ASSIGNED TASK:
Which lines in the records below hold the word "User"? Copy each of them.

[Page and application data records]
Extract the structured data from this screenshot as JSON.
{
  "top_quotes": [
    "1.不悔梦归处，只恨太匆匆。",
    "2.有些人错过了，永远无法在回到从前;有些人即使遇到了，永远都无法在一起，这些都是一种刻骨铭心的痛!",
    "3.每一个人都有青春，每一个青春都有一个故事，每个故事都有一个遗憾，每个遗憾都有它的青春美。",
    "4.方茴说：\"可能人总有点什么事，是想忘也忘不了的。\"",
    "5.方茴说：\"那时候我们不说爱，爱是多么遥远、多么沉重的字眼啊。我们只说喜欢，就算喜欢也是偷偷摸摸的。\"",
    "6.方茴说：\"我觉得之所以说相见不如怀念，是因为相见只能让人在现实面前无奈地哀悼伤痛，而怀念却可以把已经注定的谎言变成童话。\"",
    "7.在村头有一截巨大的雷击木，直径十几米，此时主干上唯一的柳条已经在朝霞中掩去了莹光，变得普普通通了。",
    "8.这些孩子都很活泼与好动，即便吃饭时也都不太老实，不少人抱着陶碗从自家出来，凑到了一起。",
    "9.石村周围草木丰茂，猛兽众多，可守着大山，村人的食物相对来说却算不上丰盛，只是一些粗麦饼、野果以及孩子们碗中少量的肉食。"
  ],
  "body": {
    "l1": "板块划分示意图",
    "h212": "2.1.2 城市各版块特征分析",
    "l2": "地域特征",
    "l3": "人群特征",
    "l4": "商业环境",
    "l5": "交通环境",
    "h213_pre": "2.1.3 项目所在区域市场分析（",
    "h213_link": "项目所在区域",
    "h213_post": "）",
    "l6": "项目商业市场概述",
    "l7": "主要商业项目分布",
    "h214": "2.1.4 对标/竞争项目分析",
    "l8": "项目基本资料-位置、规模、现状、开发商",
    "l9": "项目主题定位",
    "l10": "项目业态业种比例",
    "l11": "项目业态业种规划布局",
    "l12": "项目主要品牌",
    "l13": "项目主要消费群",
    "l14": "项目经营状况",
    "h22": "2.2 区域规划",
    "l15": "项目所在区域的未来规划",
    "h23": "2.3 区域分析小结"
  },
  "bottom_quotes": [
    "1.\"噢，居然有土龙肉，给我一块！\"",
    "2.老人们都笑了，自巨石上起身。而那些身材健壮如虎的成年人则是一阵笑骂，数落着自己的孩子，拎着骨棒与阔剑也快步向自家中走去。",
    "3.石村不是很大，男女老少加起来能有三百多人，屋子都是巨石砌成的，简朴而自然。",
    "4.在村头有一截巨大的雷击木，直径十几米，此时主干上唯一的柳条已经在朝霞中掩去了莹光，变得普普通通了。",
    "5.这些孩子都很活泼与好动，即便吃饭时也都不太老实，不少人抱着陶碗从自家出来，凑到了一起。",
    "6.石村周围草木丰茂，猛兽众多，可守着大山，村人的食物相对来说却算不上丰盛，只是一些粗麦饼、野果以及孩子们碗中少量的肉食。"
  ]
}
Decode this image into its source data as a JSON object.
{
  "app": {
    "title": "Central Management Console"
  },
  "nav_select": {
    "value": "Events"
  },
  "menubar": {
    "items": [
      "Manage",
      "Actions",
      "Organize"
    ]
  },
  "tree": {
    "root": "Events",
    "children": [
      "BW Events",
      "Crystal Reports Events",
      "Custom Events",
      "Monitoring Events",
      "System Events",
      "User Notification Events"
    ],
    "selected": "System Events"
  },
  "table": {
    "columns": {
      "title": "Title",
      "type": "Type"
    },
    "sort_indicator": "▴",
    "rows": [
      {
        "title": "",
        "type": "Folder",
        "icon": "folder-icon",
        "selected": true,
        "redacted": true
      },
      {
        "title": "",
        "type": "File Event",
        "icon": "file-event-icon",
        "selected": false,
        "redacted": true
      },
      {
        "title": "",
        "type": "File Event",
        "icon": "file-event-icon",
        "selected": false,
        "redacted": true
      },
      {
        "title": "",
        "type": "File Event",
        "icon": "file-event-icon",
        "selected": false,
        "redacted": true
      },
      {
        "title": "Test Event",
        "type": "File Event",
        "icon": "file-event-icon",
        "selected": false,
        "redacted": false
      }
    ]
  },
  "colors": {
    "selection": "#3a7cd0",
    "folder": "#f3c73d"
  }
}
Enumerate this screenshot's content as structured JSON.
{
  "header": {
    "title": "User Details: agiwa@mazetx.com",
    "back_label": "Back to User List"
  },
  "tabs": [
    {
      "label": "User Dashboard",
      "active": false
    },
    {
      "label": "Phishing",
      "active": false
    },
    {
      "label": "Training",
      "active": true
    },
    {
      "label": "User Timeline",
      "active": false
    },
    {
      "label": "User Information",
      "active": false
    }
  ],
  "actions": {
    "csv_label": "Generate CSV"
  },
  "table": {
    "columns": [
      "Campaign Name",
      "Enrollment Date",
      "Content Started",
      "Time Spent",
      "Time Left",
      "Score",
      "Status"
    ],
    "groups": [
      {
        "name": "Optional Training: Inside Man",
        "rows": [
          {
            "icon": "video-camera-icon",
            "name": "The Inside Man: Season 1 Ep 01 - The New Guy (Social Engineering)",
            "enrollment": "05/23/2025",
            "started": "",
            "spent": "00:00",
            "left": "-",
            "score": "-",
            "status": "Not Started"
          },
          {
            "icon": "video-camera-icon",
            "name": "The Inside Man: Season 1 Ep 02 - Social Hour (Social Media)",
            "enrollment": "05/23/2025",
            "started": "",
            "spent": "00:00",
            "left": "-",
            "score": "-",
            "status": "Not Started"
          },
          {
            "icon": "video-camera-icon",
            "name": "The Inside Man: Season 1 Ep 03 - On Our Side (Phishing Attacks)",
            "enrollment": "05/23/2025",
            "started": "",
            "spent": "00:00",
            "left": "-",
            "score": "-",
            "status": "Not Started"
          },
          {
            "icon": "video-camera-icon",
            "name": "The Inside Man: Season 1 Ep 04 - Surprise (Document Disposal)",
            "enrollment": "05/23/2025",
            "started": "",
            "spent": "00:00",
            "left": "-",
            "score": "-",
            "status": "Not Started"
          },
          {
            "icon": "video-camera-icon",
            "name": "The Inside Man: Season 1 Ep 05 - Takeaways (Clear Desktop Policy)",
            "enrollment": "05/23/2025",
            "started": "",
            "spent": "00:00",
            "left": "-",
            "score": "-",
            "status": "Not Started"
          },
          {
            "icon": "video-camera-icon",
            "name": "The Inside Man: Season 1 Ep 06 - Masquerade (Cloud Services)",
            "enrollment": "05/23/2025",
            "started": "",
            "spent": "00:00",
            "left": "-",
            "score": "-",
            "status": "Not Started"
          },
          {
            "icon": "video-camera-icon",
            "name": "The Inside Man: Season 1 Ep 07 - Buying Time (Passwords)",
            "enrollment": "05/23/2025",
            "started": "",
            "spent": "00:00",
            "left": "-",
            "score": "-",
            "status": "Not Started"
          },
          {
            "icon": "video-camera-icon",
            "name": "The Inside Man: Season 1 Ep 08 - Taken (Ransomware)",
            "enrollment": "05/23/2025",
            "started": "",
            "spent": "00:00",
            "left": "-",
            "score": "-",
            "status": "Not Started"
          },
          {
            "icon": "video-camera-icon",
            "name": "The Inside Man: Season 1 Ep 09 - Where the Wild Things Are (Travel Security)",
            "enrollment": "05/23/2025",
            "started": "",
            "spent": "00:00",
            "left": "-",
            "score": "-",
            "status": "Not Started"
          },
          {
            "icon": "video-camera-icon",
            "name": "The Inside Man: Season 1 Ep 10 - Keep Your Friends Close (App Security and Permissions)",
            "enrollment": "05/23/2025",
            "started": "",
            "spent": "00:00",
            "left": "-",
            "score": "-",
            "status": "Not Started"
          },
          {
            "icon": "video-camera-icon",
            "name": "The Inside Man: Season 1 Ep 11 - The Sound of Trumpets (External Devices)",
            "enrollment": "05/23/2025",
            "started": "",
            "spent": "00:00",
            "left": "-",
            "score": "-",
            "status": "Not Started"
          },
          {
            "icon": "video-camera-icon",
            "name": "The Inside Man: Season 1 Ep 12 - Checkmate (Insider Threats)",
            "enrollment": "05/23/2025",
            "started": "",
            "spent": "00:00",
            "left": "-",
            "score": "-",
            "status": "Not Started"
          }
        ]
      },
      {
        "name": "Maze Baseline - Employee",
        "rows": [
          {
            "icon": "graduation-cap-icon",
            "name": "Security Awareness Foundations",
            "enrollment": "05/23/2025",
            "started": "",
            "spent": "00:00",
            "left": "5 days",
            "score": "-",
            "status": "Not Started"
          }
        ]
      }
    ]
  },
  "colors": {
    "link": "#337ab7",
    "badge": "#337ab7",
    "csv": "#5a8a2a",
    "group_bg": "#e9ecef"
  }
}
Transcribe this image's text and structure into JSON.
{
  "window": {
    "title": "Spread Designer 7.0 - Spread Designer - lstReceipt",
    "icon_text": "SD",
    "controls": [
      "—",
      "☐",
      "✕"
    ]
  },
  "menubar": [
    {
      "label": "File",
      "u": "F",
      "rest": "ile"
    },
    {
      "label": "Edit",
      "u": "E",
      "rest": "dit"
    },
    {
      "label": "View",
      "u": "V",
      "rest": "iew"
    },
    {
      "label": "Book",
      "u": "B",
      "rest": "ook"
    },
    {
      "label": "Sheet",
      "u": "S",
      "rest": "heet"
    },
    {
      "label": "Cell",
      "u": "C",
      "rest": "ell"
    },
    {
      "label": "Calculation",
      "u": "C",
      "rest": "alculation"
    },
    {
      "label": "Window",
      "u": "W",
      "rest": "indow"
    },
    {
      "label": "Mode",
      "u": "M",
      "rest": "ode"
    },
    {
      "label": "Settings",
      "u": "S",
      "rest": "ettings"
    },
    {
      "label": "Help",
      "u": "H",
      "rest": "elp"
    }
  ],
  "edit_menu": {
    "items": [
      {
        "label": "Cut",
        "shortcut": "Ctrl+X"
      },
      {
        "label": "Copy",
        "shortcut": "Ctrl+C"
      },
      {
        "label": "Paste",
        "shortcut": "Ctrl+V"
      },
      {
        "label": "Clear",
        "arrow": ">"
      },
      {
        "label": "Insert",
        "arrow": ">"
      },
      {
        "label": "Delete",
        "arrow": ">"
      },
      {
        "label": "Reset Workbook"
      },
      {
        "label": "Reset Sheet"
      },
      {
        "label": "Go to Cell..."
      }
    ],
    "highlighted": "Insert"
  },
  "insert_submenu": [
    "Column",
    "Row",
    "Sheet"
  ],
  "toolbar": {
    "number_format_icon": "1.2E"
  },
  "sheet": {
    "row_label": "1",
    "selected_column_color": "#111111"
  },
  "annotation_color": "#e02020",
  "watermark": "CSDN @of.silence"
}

ANSWER FOR THIS EXERCISE:
      "User Notification Events"
    "title": "User Details: agiwa@mazetx.com",
    "back_label": "Back to User List"
      "label": "User Dashboard",
      "label": "User Timeline",
      "label": "User Information",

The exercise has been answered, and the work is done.